Diaphragmatic breathing for children with anxiety
“I'm feeling like a star, you can't stop my shine” – lyrics in Ridin' Solo.
A teacher told me she used that lyric in her classroom as a quotation. I LOOOOVE IT. Going to do that.
Mind blown: BerenSTAIN bears, not BerenSTEIN bears…..Whatttt….. I would have sworn my first born child and sixty million dollars that it was STEIN. Alas. My childhood, my spelling efficacy…good thing I didn't bet…

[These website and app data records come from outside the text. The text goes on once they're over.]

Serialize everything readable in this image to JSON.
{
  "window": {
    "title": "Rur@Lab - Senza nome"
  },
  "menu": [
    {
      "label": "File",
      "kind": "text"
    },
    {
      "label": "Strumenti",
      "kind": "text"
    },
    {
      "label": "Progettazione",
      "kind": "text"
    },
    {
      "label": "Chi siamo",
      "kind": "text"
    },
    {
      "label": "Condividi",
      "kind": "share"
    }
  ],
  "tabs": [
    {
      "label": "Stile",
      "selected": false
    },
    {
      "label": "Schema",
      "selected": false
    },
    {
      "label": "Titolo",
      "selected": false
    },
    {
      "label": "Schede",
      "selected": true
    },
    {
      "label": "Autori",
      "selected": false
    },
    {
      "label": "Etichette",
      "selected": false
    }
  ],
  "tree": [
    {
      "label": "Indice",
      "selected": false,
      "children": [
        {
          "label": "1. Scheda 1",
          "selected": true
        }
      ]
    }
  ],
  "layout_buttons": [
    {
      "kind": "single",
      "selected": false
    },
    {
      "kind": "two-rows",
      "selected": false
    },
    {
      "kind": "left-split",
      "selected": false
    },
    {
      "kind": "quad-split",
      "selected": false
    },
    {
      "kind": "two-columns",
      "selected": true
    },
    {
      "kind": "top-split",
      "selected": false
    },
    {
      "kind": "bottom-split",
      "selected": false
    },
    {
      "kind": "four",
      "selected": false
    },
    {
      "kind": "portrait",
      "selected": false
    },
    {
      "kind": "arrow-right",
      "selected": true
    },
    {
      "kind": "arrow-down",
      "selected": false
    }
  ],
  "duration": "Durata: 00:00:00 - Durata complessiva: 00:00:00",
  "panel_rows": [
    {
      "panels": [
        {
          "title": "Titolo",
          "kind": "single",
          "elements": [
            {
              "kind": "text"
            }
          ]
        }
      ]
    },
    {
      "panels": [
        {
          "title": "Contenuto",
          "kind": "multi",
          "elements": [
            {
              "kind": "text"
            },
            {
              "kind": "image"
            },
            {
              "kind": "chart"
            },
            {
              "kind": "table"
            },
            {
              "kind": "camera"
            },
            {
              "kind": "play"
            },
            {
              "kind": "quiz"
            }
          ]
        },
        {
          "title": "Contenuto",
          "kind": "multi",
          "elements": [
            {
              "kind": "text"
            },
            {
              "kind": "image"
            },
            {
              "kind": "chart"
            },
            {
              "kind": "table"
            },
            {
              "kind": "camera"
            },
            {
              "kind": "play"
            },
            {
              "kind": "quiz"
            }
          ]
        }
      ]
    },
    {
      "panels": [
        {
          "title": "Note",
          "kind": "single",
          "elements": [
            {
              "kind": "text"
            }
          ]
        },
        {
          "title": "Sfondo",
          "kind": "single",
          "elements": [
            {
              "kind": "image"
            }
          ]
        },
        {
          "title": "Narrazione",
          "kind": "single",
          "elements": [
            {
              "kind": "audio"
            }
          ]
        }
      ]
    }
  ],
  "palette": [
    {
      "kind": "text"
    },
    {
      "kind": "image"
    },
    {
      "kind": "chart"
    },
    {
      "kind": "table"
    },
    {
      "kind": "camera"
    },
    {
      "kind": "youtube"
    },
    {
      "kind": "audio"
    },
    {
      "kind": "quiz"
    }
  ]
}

I spent this Friday evening with my friend who I met through work, as she is the district's autism behavioral specialist. We hung out casually at her house and we spent a ridiculous amount of time looking at the sympathetic and parasympathetic nervous systems (I had to refresh my memory a little) and how it relates to autism/anxiety and flight or flight school mode, etc. Then I talked to her about deep breathing/diaphragmatic breathing and we researched how to teach that best to children.
Here's what I have seen happen. Aide, to rapidly escalating anxious child: “Calm down, take some deep breaths”. Child: ::rapidly takes quick shallow breaths with chest rising while standing there, essentially beginning to hyperventilate which is not in any way helpful::
Deep breaths: great idea, great plan. However, most children – and many adults – don't understand what that really means and how to properly execute it. Diaphragmatic breathing typically takes some practice, and is best learned while lying down. Most children with anxiety for whatever reason, are constantly in fight or flight mode with their sympathetic nervous system in activation, meaning ready for that lion (or piece of homework, or another child's light touch, or a transition) to come at them at any moment. This is exhausting and consumes so much energy and is not a good state to be in while in the school environment (except perhaps a little bit before a test or something). We want to help these children learn to rest/relax a little, not see school as a lion. To activate their own parasympathetic nervous system.
Deep breathing for several minutes, slowly, can help activate that more relaxing system, but it requires actual understanding of how to use the diaphragm appropriately instead of the shallower chest breathing most of us do. I researched Youtube videos and websites and either I'm a really bad google searcher, or there really wasn't any high-quality websites clearly showing the relation between anxiety and the nervous system in an understandable manner, and the few Youtubes we looked at were either too quiet to hear properly, or didn't have enough live video, etc. So my coworker and I want to see about doing a better version. I find it VERY hard to believe it's not already out there though, as we'd rather not re-invent the wheel. So I feel confident that perhaps some of you have a link to a good site and/or Youtube video that will help us describe the nervous system and the sympathetic/parasympathetic aspects as well as the benefits of diaphragmatic breathing, in a way we can use with elementary school aged kids? I liked the idea of a light stuffed animal on their stomach that they can watch rise. If I make a YouTube video or a hand-out, I'll share it here…Or if someone sends me one they have used I would love that person forever.
It's almost midnight. I better go to bed. I am just rambling my braincells away so I can clear it for bed! Good night 🙂
Aug 18, 2012 | Category: Occupational Therapy | Comments: 1
Miss Awesomeness is proudly powered by WordPress